Buy instant access to cite pages or passages in MLA, APA and Chicago citation styles.

(Einhorn, 1992, p. 25)

(Einhorn 25)

1. Lois J. Einhorn, Abraham Lincoln, the Orator: Penetrating the Lincoln Legend (Westport, CT: Greenwood Press, 1992), 25, http://www.questia.com/read/27419298.

Cited article

Australia: Doubling SME Exporters
Settings

Settings

Typeface
Text size Smaller Larger Reset View mode
Search within

Search within this article

Look up

Look up a word

  • Dictionary
  • Thesaurus
Please submit a word or phrase above.
Print this page

Print this page

Why can't I print more than one page at a time?

Help
Full screen

matching results for page

    Questia reader help

    How to highlight and cite specific passages

    1. Click or tap the first word you want to select.
    2. Click or tap the last word you want to select, and you’ll see everything in between get selected.
    3. You’ll then get a menu of options like creating a highlight or a citation from that passage of text.

    OK, got it!

    Cited passage

    Style
    Citations are available only to our active members.
    Buy instant access to cite pages or passages in MLA, APA and Chicago citation styles.

    "Portraying himself as an honest, ordinary person helped Lincoln identify with his audiences." (Einhorn, 1992, p. 25).

    "Portraying himself as an honest, ordinary person helped Lincoln identify with his audiences." (Einhorn 25)

    "Portraying himself as an honest, ordinary person helped Lincoln identify with his audiences."1

    1. Lois J. Einhorn, Abraham Lincoln, the Orator: Penetrating the Lincoln Legend (Westport, CT: Greenwood Press, 1992), 25, http://www.questia.com/read/27419298.

    Cited passage

    Thanks for trying Questia!

    Please continue trying out our research tools, but please note, full functionality is available only to our active members.

    Your work will be lost once you leave this Web page.

    Buy instant access to save your work.

    Already a member?

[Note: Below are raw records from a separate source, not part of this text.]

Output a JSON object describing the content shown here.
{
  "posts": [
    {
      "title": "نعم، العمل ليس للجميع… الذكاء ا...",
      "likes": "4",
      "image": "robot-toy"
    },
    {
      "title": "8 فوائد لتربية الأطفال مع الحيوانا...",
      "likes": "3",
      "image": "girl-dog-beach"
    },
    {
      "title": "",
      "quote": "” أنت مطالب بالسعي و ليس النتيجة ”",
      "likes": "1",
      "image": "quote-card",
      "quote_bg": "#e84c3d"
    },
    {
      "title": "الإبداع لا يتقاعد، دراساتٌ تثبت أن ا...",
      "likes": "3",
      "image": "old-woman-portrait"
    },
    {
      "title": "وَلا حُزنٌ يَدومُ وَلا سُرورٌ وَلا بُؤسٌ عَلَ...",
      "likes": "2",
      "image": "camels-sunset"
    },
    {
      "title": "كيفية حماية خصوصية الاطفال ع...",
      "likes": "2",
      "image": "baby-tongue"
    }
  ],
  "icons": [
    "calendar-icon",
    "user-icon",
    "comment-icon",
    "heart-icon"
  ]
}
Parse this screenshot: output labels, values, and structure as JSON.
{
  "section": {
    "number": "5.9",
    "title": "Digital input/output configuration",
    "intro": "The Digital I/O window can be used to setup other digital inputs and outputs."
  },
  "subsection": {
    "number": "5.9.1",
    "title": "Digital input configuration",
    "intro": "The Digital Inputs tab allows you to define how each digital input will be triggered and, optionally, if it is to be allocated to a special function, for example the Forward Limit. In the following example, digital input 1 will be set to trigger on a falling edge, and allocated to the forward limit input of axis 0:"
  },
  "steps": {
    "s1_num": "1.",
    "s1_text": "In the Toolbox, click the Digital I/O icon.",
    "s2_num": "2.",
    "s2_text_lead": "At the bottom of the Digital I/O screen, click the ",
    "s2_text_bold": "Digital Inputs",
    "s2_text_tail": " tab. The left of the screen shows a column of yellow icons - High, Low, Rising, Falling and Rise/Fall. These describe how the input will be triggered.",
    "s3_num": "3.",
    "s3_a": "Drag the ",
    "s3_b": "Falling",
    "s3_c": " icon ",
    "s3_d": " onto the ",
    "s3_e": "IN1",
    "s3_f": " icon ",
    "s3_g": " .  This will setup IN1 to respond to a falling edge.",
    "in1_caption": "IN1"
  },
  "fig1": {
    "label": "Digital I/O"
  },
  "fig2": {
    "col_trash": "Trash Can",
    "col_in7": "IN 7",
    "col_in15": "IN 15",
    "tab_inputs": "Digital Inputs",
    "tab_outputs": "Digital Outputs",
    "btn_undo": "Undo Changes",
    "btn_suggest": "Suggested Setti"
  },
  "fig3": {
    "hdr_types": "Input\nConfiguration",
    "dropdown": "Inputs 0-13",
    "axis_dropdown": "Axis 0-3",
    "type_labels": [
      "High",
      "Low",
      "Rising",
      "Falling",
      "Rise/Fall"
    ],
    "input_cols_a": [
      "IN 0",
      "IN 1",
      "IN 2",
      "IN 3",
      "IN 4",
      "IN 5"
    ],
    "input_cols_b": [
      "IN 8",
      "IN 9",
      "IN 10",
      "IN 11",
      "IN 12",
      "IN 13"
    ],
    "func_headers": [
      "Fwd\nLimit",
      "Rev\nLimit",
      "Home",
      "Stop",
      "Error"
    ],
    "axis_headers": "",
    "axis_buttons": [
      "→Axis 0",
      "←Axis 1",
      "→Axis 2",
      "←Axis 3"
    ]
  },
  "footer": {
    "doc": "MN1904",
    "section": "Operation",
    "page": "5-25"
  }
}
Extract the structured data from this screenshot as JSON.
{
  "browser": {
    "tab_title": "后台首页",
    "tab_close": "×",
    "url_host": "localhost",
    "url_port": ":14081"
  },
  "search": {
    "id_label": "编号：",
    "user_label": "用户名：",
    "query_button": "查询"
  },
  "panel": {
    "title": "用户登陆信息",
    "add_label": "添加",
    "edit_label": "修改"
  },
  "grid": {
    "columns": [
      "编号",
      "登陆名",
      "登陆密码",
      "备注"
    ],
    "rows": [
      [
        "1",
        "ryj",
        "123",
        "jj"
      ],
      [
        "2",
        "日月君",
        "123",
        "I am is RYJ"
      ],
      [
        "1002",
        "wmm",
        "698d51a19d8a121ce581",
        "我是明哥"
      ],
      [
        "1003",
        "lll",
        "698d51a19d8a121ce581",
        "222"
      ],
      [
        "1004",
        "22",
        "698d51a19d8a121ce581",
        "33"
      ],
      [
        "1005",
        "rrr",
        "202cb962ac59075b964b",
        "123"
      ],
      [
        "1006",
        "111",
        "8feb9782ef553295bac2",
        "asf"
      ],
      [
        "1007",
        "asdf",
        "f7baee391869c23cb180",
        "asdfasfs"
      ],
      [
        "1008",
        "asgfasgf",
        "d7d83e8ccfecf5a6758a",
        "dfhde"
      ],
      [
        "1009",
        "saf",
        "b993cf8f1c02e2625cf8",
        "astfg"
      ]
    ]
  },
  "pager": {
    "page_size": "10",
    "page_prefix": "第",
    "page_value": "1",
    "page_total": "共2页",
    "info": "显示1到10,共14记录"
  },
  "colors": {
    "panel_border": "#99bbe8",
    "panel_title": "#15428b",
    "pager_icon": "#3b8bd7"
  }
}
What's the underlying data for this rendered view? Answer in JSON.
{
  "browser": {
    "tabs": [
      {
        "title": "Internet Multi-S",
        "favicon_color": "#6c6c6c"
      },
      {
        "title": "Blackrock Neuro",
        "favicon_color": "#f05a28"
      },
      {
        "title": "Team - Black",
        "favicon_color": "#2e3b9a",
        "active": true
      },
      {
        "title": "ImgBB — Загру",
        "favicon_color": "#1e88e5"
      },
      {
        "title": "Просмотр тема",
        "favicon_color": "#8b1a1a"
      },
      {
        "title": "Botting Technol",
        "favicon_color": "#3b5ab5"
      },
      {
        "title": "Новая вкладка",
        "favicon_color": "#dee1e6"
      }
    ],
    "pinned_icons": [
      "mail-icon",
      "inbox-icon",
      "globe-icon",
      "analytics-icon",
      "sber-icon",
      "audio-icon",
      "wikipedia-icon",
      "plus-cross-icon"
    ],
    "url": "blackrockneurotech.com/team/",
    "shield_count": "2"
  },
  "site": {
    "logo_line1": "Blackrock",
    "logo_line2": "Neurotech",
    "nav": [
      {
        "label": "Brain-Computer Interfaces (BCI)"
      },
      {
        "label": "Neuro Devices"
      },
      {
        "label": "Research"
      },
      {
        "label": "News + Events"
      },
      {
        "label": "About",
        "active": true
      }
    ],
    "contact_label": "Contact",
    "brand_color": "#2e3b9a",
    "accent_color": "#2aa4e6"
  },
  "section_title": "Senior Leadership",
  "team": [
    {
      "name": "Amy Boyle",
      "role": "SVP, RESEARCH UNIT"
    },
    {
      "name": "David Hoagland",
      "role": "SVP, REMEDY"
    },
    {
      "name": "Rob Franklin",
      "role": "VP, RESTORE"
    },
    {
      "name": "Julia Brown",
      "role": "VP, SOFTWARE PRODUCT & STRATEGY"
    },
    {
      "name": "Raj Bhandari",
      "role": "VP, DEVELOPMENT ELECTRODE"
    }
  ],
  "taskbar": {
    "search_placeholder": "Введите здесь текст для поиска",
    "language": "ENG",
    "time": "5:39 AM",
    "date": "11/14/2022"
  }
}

Log in now.

    Author Advanced search

    Oops!

    An unknown error has occurred. Please click the button below to reload the page. If the problem persists, please try again in a little while.